The island is battling its worst outbreak of the disease since December 2019 and is rushing to accelerate vaccinations.
Taiwan was rushing to increase supplies of COVID-19 vaccinations on Wednesday as the government raised its alert level for the whole island following a further increase in domestic cases of the coronavirus.
The island has reported more than 1,000 new cases during the past week, leading to new curbs on personal gatherings and the closure of entertainment venues, after months of keeping the virus at bay through strict border controls and effective testing, tracing and quarantine measures.
Health Minister Chen Shih-chung announced a further 267 cases on Wednesday, compared with 240 on Tuesday, which while low by international standards comes as a shock for a population that has grown accustomed to life continuing almost as normal.
There was no need to order a full lockdown for now, and people should not worry too much, Chen stressed.
“At present, medical capacity is sufficient, so please don’t worry,” he said.
Taiwan’s vaccination campaign has had a sluggish start but the authorities are now stepping up efforts to secure vaccine supplies.
The island expects to receive more than 410,000 doses of the AstraZeneca shot from the COVAX global sharing programme on Wednesday.
Chen described the shots as “very valuable” and said front-line healthcare workers would be first in line for the vaccinations.
The island has received a little more than 300,000 doses to date, all from AstraZeneca.
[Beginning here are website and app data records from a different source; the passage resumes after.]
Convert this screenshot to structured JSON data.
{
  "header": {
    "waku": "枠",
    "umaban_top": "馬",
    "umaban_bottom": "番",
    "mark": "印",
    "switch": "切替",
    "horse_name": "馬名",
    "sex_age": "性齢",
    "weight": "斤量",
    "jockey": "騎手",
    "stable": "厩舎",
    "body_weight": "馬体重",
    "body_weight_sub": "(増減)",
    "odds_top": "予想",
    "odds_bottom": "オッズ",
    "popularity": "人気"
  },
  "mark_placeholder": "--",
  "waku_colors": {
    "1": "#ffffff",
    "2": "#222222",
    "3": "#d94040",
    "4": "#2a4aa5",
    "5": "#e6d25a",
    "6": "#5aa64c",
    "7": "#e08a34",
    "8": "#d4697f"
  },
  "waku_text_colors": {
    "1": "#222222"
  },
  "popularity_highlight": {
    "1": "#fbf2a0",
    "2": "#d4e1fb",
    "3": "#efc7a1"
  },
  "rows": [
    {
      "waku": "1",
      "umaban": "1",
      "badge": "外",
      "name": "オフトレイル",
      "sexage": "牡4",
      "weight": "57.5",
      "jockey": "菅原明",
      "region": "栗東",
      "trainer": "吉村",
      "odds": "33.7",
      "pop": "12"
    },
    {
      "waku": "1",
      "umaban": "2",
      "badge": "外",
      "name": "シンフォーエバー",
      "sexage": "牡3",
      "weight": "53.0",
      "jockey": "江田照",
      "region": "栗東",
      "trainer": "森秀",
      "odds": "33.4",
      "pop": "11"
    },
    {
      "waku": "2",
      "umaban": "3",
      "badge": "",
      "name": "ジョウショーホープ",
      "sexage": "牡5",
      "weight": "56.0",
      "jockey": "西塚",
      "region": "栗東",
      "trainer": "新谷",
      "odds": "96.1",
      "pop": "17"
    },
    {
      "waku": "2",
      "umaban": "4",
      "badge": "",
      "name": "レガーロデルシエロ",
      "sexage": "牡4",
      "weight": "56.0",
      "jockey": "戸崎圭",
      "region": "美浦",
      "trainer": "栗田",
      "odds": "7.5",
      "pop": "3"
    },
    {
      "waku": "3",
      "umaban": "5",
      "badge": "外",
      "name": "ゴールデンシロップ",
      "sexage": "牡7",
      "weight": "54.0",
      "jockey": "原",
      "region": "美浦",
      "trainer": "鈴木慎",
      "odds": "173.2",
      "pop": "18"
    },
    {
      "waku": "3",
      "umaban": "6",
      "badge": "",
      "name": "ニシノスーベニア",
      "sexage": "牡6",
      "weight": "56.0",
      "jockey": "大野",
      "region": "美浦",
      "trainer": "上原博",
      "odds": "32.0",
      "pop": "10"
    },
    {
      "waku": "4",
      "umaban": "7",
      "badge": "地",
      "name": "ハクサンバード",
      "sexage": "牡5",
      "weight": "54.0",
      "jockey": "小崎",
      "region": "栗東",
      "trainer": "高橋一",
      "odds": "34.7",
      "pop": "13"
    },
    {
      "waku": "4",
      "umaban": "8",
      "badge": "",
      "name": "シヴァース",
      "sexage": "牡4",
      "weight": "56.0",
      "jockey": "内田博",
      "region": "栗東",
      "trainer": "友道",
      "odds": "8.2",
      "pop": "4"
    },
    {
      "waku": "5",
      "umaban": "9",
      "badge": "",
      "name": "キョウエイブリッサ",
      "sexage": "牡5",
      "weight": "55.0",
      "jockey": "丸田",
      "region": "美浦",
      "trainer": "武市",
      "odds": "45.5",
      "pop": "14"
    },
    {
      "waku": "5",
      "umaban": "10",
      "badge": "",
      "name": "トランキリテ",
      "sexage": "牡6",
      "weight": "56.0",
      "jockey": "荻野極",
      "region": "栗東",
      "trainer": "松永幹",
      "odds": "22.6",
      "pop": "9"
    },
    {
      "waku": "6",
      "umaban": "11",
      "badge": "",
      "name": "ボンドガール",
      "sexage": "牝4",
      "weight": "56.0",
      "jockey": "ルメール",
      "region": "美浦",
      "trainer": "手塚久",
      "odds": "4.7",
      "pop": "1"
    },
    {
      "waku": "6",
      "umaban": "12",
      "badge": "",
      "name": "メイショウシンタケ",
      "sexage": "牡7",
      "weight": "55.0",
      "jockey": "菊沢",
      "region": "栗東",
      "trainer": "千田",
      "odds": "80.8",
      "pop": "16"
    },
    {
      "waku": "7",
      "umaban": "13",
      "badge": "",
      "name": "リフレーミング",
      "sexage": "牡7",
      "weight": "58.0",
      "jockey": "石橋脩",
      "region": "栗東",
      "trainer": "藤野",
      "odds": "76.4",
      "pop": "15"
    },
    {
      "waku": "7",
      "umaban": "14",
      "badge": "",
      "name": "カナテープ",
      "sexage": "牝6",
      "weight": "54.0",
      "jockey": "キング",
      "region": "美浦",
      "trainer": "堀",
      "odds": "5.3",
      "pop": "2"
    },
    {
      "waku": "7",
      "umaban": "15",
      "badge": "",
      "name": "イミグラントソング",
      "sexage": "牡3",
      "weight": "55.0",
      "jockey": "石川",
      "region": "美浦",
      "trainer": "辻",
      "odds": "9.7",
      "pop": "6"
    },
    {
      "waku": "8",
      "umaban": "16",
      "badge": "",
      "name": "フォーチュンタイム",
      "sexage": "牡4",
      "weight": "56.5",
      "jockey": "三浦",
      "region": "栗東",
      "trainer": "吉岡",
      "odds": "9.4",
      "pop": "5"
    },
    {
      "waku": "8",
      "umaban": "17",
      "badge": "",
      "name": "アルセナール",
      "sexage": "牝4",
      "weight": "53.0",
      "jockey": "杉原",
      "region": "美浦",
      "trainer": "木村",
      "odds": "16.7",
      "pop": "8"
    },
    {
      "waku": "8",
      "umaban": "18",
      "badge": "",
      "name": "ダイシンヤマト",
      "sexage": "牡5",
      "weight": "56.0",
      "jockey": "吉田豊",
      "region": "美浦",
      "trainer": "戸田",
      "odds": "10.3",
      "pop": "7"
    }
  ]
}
More than two-thirds of those have been distributed.
Taiwan has said it expected to get more than 1 million AstraZeneca shots via COVAX in total.
Taiwan has ordered 20 million doses, mostly from AstraZeneca but also from Moderna, although global shortages have curtailed supplies.
In a statement on Wednesday, Taiwan’s Centres for Disease Control said vaccines must be fairly distributed.
“Fair access to effective vaccines is the ultimate means to curb the global COVID-19 pandemic,” it said after a virtual workshop on vaccines with the top US, British, Japanese and Australian diplomats in Taipei. “We look forward to more effective and sufficient vaccine development and marketing, and call on all countries to work together to end the COVID-19 pandemic.”
Taiwan is mobilising its diplomats to try to secure more vaccines, and is in talks with the United States for a share of the COVID-19 shots President Joe Biden plans to send abroad.
Brent Christensen, the de facto US ambassador to Taiwan, said at the same event that “talking about COVID-19 vaccines can be a sensitive subject,” according to a copy of his remarks published by his office.
“We recognise that each country and region is at different stages in their COVID-19 vaccination programmes,” the remarks said. “Unfortunately, many still face difficulties gaining access to vaccines.”
Taiwan has reported 2,533 cases since the pandemic began, including 14 deaths.